Faith Leader and Koeberg Alert Alliance spokesperson Lydia Petersen says, “Extending the life of Koeberg is a wasteful and futile exercise. As it is, the public does not know the actual cost of the refurbishment – it is certainly much more than the last public account given of R20bn, estimated in 2010. What is more, all this is being spent before the National Nuclear Regulator has even approved the life extension. This could end up a huge waste of money, which Eskom will have to reclaim by increasing electricity prices. Koeberg is not the answer to our immediate energy crisis, as it has been proven to be unreliable during the last two years. Recently the Unit 2 tripped, and with Unit 1 offline already, Koeberg did not contribute a single megawatt to the grid for a few days, at a time we so desperately needed it. We have 30GW of new renewable projects approved, which means there will be no need for the less than 2GW from Koeberg after 2025. Furthermore, we have no plan for a permanent solution to the nuclear waste, and so the first step should be to stop making more of it, and to shut down Koeberg at the end of its life as originally planned.
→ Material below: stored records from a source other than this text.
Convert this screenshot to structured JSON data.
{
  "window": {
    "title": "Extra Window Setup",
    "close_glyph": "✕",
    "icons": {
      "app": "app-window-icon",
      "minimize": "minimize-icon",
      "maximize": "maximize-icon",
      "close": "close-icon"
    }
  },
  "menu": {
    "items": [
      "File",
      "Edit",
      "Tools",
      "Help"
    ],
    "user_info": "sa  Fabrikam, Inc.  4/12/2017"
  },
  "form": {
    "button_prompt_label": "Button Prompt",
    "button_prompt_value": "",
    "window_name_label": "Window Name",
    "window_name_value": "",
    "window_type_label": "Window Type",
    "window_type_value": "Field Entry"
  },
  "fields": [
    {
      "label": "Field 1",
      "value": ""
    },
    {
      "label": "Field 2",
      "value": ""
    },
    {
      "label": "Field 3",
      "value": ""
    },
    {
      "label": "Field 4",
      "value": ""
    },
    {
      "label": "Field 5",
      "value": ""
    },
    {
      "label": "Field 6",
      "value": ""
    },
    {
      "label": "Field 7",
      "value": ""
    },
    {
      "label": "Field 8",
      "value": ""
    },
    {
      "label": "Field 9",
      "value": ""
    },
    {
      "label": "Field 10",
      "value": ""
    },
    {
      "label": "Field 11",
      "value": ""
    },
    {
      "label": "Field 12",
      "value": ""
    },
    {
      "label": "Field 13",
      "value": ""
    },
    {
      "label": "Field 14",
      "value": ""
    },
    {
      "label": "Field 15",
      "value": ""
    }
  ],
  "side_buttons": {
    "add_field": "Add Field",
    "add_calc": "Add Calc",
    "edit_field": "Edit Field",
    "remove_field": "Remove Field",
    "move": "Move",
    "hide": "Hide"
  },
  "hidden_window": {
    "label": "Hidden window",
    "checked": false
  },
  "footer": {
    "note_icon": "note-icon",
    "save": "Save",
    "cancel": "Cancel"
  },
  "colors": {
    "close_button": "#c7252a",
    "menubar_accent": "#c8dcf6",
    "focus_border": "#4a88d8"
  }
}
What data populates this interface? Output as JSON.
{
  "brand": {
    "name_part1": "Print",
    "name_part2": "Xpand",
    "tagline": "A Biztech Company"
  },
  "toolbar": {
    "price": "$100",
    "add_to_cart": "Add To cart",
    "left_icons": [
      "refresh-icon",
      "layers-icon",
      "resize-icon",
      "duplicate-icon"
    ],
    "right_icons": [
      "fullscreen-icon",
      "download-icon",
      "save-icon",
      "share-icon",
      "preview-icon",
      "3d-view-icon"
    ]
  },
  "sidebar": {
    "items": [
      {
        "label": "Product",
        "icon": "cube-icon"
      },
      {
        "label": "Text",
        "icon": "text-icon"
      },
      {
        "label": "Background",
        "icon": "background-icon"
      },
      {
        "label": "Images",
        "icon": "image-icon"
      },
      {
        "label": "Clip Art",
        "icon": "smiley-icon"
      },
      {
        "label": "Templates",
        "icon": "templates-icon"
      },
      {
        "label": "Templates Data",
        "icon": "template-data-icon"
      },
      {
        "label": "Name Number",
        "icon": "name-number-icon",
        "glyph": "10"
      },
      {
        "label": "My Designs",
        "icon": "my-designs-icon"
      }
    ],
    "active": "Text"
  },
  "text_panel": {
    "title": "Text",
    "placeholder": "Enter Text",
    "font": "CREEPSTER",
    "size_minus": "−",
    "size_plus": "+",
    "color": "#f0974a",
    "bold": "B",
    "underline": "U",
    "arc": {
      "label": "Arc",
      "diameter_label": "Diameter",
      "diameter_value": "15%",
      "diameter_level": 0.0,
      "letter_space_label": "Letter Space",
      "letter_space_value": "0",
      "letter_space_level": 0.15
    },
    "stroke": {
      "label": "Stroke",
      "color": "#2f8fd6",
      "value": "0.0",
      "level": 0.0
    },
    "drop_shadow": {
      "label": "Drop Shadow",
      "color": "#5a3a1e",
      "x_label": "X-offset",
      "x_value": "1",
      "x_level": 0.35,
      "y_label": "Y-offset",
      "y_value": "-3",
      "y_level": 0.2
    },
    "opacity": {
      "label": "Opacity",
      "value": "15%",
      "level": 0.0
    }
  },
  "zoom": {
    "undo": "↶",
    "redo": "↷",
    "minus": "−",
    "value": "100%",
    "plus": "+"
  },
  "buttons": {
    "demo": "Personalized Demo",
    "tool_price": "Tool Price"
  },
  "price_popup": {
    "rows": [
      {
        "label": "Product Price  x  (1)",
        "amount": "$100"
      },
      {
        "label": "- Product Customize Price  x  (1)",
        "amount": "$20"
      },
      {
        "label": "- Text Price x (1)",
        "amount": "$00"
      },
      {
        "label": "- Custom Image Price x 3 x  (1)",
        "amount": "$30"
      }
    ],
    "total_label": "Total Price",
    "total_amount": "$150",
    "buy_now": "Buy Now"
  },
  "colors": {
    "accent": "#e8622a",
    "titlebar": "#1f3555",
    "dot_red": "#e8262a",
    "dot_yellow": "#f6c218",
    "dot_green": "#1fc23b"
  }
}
The ongoing loss of skilled staff from Koeberg is another major safety concern. How can we be sure that there is the capacity to deal with any emergency, should one arise?”

“Despite the limited amount of information available about Koeberg Power Plant’s current status, it is clear that we should not be extending the life of Koeberg or even considering new nuclear power at all. Nuclear power is not only a danger because of 14 listed reasons in the IAEA’s report, but also because there is not yet a long-term plan for the radioactive waste - waste that could have harmful  impacts on our environment, as well as on the wellbeing of communities. In addition to this, new nuclear power simply doesn't make sense as it is not affordable. With the lack of transparency around the safety of Koeberg, and its unaffordability, any further investment would leave youth and future generations to inherit a world of injustice,”  says youth activist and Project 90 by 2030 spokesperson, Gabriel Klaasen

According to The Green Connection’s Liziwe McDaid, “New nuclear power is neither affordable nor appropriate for South Africa, and a false solution for climate change. As government corruption continues to be exposed, we remain acutely mindful of the danger that such enormously expensive projects may be promoted by those who see the potential for unlimited looting. This is especially pertinent when we remember that our government has previously demonstrated a willingness to enter the country into unlawful, secret nuclear deals. It is important that people fight for  independent, careful, ethical, and expert oversight of existing nuclear facilities. One wrong slip and the disaster will be felt for generations."

Photos by Ruan Vorster